__EXERCISE GOAL__: Would you print the records as they stand, down to the last character?

[Excerpts from a dataset]
★ ★ ★ ★ ★

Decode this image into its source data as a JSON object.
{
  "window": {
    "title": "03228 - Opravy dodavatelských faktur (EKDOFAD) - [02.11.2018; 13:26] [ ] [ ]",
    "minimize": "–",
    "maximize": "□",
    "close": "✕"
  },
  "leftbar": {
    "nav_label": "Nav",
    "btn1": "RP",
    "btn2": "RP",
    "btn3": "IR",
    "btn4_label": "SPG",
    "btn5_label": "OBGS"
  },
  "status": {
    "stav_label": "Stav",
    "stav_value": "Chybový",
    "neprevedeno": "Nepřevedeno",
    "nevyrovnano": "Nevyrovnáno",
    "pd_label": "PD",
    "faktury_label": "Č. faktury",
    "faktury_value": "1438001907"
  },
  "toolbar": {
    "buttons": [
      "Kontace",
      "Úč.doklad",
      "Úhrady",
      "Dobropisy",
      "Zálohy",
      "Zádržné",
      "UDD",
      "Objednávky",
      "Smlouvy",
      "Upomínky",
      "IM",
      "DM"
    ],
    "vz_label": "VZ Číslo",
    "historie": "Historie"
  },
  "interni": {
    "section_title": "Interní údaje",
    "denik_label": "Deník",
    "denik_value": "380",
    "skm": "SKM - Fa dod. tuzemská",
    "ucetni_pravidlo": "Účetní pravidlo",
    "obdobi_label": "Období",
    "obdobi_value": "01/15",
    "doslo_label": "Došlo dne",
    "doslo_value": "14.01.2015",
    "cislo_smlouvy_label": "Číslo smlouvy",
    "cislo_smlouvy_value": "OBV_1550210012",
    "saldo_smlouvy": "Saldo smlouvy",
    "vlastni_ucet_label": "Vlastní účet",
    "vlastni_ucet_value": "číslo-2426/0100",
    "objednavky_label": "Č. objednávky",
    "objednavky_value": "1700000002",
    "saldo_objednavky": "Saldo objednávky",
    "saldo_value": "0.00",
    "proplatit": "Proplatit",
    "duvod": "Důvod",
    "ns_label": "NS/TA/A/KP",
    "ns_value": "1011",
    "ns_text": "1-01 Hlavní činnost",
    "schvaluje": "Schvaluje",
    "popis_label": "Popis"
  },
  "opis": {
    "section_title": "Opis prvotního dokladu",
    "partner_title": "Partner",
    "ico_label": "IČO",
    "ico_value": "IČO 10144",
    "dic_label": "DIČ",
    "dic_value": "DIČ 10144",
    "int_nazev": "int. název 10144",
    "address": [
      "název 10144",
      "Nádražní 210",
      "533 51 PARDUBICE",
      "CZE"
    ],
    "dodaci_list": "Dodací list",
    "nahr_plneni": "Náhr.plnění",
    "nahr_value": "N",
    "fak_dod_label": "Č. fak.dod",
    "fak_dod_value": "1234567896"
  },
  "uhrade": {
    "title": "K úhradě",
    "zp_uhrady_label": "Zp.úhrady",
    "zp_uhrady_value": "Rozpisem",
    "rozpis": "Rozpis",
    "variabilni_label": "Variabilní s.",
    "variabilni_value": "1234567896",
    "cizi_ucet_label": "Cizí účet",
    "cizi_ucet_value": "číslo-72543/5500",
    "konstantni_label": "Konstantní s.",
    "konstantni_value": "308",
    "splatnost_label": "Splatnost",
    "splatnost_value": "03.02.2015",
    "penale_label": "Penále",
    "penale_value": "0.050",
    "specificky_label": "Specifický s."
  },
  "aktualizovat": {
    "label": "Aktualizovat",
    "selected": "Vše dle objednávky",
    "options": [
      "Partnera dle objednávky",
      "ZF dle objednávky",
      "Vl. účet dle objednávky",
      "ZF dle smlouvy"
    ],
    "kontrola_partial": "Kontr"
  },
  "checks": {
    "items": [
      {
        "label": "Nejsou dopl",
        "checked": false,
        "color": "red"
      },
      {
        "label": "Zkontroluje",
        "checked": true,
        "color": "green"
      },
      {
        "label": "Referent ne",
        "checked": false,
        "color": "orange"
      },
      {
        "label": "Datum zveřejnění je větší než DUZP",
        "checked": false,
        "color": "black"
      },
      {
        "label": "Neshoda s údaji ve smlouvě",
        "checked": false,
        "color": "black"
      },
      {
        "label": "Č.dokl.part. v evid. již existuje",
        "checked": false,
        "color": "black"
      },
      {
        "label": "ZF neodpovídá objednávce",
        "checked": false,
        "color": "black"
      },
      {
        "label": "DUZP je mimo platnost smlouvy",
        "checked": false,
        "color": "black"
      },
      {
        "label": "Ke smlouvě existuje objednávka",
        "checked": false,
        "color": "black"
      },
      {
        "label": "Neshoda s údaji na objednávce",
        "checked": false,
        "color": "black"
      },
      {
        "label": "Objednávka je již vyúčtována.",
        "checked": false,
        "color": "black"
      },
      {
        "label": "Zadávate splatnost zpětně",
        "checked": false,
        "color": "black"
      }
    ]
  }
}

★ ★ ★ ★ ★

__OUTPUT FOR THIS TASK__:
Decode this image into its source data as a JSON object.
{
  "window": {
    "title": "03228 - Opravy dodavatelských faktur (EKDOFAD) - [02.11.2018; 13:26] [ ] [ ]",
    "minimize": "–",
    "maximize": "□",
    "close": "✕"
  },
  "leftbar": {
    "nav_label": "Nav",
    "btn1": "RP",
    "btn2": "RP",
    "btn3": "IR",
    "btn4_label": "SPG",
    "btn5_label": "OBGS"
  },
  "status": {
    "stav_label": "Stav",
    "stav_value": "Chybový",
    "neprevedeno": "Nepřevedeno",
    "nevyrovnano": "Nevyrovnáno",
    "pd_label": "PD",
    "faktury_label": "Č. faktury",
    "faktury_value": "1438001907"
  },
  "toolbar": {
    "buttons": [
      "Kontace",
      "Úč.doklad",
      "Úhrady",
      "Dobropisy",
      "Zálohy",
      "Zádržné",
      "UDD",
      "Objednávky",
      "Smlouvy",
      "Upomínky",
      "IM",
      "DM"
    ],
    "vz_label": "VZ Číslo",
    "historie": "Historie"
  },
  "interni": {
    "section_title": "Interní údaje",
    "denik_label": "Deník",
    "denik_value": "380",
    "skm": "SKM - Fa dod. tuzemská",
    "ucetni_pravidlo": "Účetní pravidlo",
    "obdobi_label": "Období",
    "obdobi_value": "01/15",
    "doslo_label": "Došlo dne",
    "doslo_value": "14.01.2015",
    "cislo_smlouvy_label": "Číslo smlouvy",
    "cislo_smlouvy_value": "OBV_1550210012",
    "saldo_smlouvy": "Saldo smlouvy",
    "vlastni_ucet_label": "Vlastní účet",
    "vlastni_ucet_value": "číslo-2426/0100",
    "objednavky_label": "Č. objednávky",
    "objednavky_value": "1700000002",
    "saldo_objednavky": "Saldo objednávky",
    "saldo_value": "0.00",
    "proplatit": "Proplatit",
    "duvod": "Důvod",
    "ns_label": "NS/TA/A/KP",
    "ns_value": "1011",
    "ns_text": "1-01 Hlavní činnost",
    "schvaluje": "Schvaluje",
    "popis_label": "Popis"
  },
  "opis": {
    "section_title": "Opis prvotního dokladu",
    "partner_title": "Partner",
    "ico_label": "IČO",
    "ico_value": "IČO 10144",
    "dic_label": "DIČ",
    "dic_value": "DIČ 10144",
    "int_nazev": "int. název 10144",
    "address": [
      "název 10144",
      "Nádražní 210",
      "533 51 PARDUBICE",
      "CZE"
    ],
    "dodaci_list": "Dodací list",
    "nahr_plneni": "Náhr.plnění",
    "nahr_value": "N",
    "fak_dod_label": "Č. fak.dod",
    "fak_dod_value": "1234567896"
  },
  "uhrade": {
    "title": "K úhradě",
    "zp_uhrady_label": "Zp.úhrady",
    "zp_uhrady_value": "Rozpisem",
    "rozpis": "Rozpis",
    "variabilni_label": "Variabilní s.",
    "variabilni_value": "1234567896",
    "cizi_ucet_label": "Cizí účet",
    "cizi_ucet_value": "číslo-72543/5500",
    "konstantni_label": "Konstantní s.",
    "konstantni_value": "308",
    "splatnost_label": "Splatnost",
    "splatnost_value": "03.02.2015",
    "penale_label": "Penále",
    "penale_value": "0.050",
    "specificky_label": "Specifický s."
  },
  "aktualizovat": {
    "label": "Aktualizovat",
    "selected": "Vše dle objednávky",
    "options": [
      "Partnera dle objednávky",
      "ZF dle objednávky",
      "Vl. účet dle objednávky",
      "ZF dle smlouvy"
    ],
    "kontrola_partial": "Kontr"
  },
  "checks": {
    "items": [
      {
        "label": "Nejsou dopl",
        "checked": false,
        "color": "red"
      },
      {
        "label": "Zkontroluje",
        "checked": true,
        "color": "green"
      },
      {
        "label": "Referent ne",
        "checked": false,
        "color": "orange"
      },
      {
        "label": "Datum zveřejnění je větší než DUZP",
        "checked": false,
        "color": "black"
      },
      {
        "label": "Neshoda s údaji ve smlouvě",
        "checked": false,
        "color": "black"
      },
      {
        "label": "Č.dokl.part. v evid. již existuje",
        "checked": false,
        "color": "black"
      },
      {
        "label": "ZF neodpovídá objednávce",
        "checked": false,
        "color": "black"
      },
      {
        "label": "DUZP je mimo platnost smlouvy",
        "checked": false,
        "color": "black"
      },
      {
        "label": "Ke smlouvě existuje objednávka",
        "checked": false,
        "color": "black"
      },
      {
        "label": "Neshoda s údaji na objednávce",
        "checked": false,
        "color": "black"
      },
      {
        "label": "Objednávka je již vyúčtována.",
        "checked": false,
        "color": "black"
      },
      {
        "label": "Zadávate splatnost zpětně",
        "checked": false,
        "color": "black"
      }
    ]
  }
}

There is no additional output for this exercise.